A single number is the answer: how many lines of the entries contain the word "шапка"?
· · · · ·
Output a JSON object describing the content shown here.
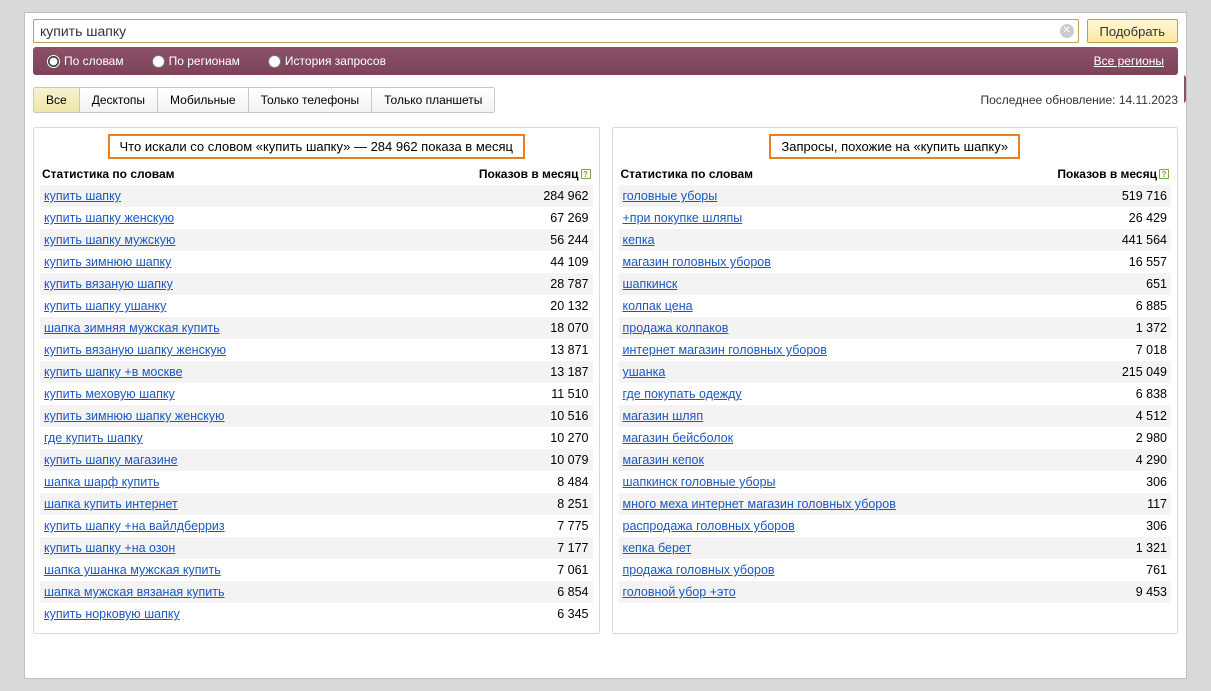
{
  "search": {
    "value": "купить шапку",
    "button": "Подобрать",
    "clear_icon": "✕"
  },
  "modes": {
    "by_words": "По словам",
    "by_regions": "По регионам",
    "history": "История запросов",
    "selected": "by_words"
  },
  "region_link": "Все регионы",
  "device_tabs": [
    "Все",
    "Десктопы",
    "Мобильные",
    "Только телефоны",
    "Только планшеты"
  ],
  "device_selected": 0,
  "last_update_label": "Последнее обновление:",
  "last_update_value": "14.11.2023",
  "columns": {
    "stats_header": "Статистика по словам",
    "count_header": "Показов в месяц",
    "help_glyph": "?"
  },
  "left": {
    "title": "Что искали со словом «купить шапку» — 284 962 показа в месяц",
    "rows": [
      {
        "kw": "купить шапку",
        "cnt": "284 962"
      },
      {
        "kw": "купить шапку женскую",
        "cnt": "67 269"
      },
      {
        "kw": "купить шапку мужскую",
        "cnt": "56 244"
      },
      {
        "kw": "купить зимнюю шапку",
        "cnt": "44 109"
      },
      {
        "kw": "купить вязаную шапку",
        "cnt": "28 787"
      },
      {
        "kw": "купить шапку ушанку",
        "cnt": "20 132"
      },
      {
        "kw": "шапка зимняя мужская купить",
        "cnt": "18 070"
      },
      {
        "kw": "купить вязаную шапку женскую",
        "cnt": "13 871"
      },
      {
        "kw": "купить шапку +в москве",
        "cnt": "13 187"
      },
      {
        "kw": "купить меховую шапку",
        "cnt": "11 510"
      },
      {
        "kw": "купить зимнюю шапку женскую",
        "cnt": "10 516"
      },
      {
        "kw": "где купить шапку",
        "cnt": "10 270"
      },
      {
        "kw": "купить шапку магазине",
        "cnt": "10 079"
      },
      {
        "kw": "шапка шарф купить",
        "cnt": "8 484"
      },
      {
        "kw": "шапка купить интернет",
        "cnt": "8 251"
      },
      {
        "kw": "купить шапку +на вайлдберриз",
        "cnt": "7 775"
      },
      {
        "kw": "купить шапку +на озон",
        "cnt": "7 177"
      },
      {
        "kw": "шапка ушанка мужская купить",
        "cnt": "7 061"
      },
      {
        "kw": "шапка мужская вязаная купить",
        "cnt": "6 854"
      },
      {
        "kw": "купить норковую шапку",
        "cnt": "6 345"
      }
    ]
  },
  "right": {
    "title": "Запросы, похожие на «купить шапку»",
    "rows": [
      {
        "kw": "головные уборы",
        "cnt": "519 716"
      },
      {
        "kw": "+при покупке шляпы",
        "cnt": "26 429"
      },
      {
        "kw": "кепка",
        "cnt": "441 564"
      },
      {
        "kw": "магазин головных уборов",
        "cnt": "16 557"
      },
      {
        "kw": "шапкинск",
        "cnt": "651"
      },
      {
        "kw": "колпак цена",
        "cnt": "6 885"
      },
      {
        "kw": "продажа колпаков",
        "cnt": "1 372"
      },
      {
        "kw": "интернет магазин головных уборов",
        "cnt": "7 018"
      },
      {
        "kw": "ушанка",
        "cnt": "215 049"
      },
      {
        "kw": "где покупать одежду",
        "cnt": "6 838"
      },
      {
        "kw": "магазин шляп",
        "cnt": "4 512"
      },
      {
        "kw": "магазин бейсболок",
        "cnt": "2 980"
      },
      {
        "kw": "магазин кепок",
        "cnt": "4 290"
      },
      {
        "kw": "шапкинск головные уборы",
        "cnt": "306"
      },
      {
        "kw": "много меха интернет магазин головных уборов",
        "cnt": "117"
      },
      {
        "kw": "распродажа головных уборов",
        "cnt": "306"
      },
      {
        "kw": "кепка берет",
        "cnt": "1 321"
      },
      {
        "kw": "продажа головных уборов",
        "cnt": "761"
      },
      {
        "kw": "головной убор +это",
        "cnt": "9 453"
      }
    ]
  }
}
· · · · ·
> [REPLY TO THE TASK] 5